Lake St Clair is not just the end of the Overland Track, but one of Tasmania’s greatest buswalking and scenic areas. The rainforest walk from Cynthia Bay to Narcissus Hut, with panoramic views of Lake St Clair and Mt Ida, is a great way to introduce yourself to the park, with panoramic views from Echo Point of Mt Ida & the Traveller Range. More serious walks include the Labyrinth and Mt Rufus.
The walk from Cynthia Bay (the visitor centre) to Echo Point is 2.5 hours of solid walking, but of course you should plan to take longer and enjoy having a look at the tall rainforest and unique Tasmanian plants such as Pandani and Leatherwood which grow all around this part of the world. There are a lot of small creeks running off Mt Olympus, and being a bit of a sucker for photographing mossy, boulder filled streams, it took a fair bit longer than 2.5 hours to arrive at Echo Point!

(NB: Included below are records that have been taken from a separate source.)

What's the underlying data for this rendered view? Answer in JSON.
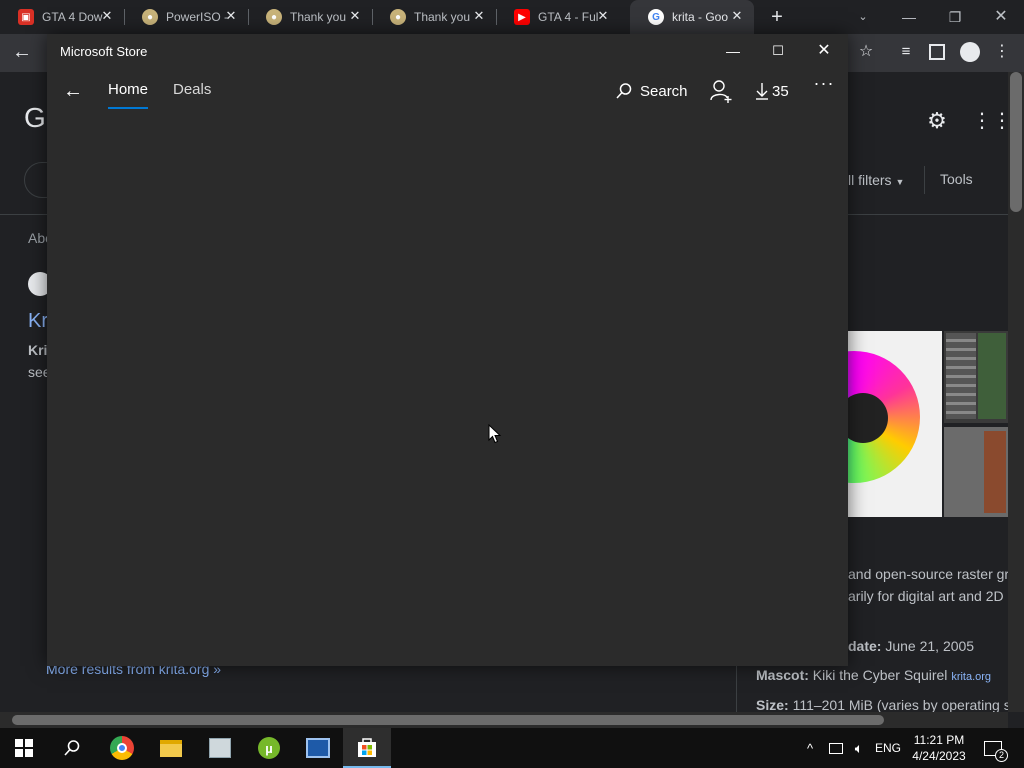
{
  "browser": {
    "tabs": [
      {
        "title": "GTA 4 Dow",
        "icon": "red-app-icon",
        "color": "#d93025"
      },
      {
        "title": "PowerISO -",
        "icon": "disc-icon",
        "color": "#c8b37a"
      },
      {
        "title": "Thank you",
        "icon": "disc-icon",
        "color": "#c8b37a"
      },
      {
        "title": "Thank you",
        "icon": "disc-icon",
        "color": "#c8b37a"
      },
      {
        "title": "GTA 4 - Ful",
        "icon": "youtube-icon",
        "color": "#ff0000"
      },
      {
        "title": "krita - Goo",
        "icon": "google-icon",
        "color": "#4285f4"
      }
    ],
    "new_tab_symbol": "+",
    "search_page": {
      "logo_letter": "G",
      "filters_label": "ll filters",
      "tools_label": "Tools",
      "about_fragment": "Abo",
      "result_title_fragment": "Kr",
      "result_bold_fragment": "Kri",
      "result_line_fragment": "see",
      "more_results": "More results from krita.org »",
      "kp_desc_line1": "and open-source raster gra",
      "kp_desc_line2": "arily for digital art and 2D a",
      "kp_release_label": "date:",
      "kp_release_value": "June 21, 2005",
      "kp_mascot_label": "Mascot:",
      "kp_mascot_value": "Kiki the Cyber Squirel",
      "kp_mascot_source": "krita.org",
      "kp_size_label": "Size:",
      "kp_size_value": "111–201 MiB (varies by operating s"
    }
  },
  "store": {
    "window_title": "Microsoft Store",
    "nav": {
      "home": "Home",
      "deals": "Deals",
      "search": "Search",
      "downloads_count": "35"
    },
    "accent": "#0078d4"
  },
  "taskbar": {
    "language": "ENG",
    "time": "11:21 PM",
    "date": "4/24/2023",
    "notification_count": "2"
  }
}
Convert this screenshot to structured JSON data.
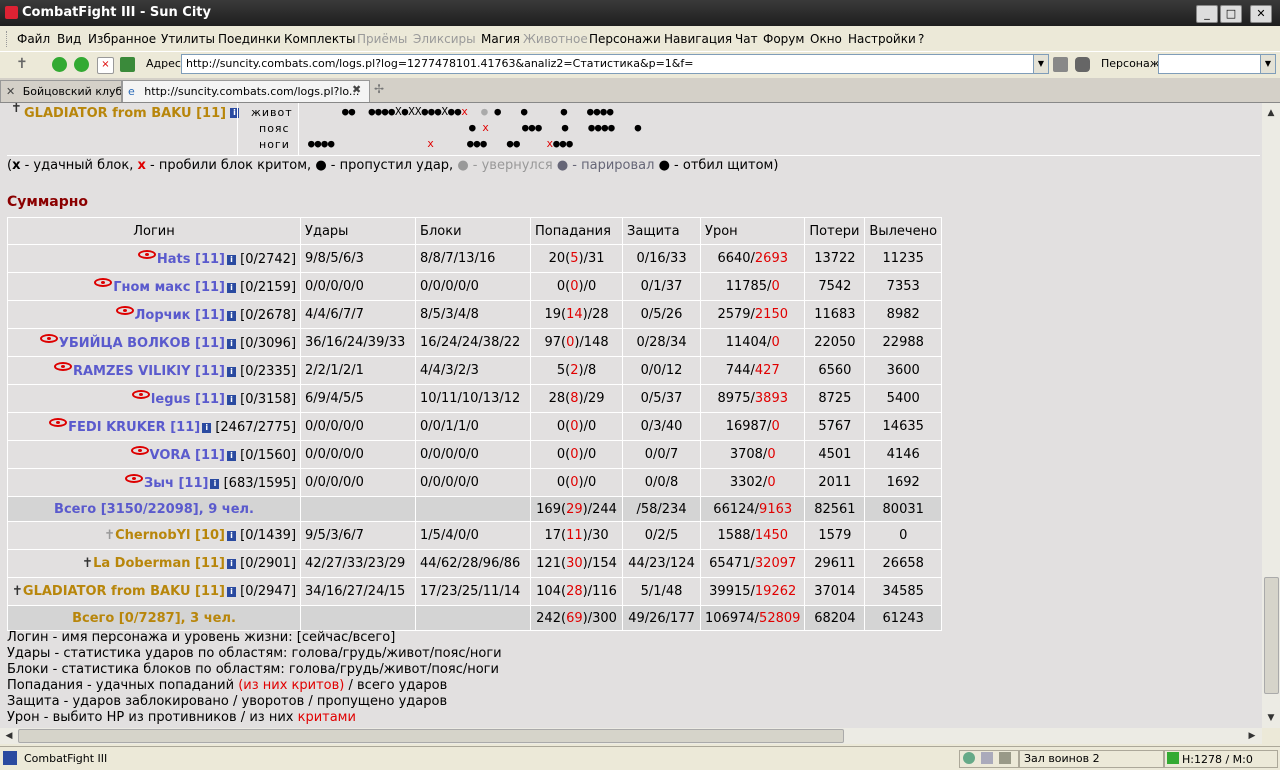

But that is definitely the advantage of the long daylight hours at this time of year – sunset in December in Tasmania is approx 8:30pm.
The aim for the night was photographing the lake, with its Mt Ida skyline, and the calm conditions even had me staring to wonder if reflections weren’t completely out of the question! As you can see reflections kind of appeared but kind of didn’t, but the calmness in the water (the aboriginal name for Lake St Clair is “sleeping waters”) did allow the colour in the clouds to be caught in the lake.
Echo Point also serves as the last hut on the Overland Track. There is a smallish hut there (compared to the hotel at Pelion for example!) which would sleep 8 comfortably. Most walkers are probably keen to jump on the ferry at Narcissus after 5~6 days on the Overland Track, but Echo Point is a nice place to put the feet up before heading back to the civilisation, or even just as a one night getaway from Hobart.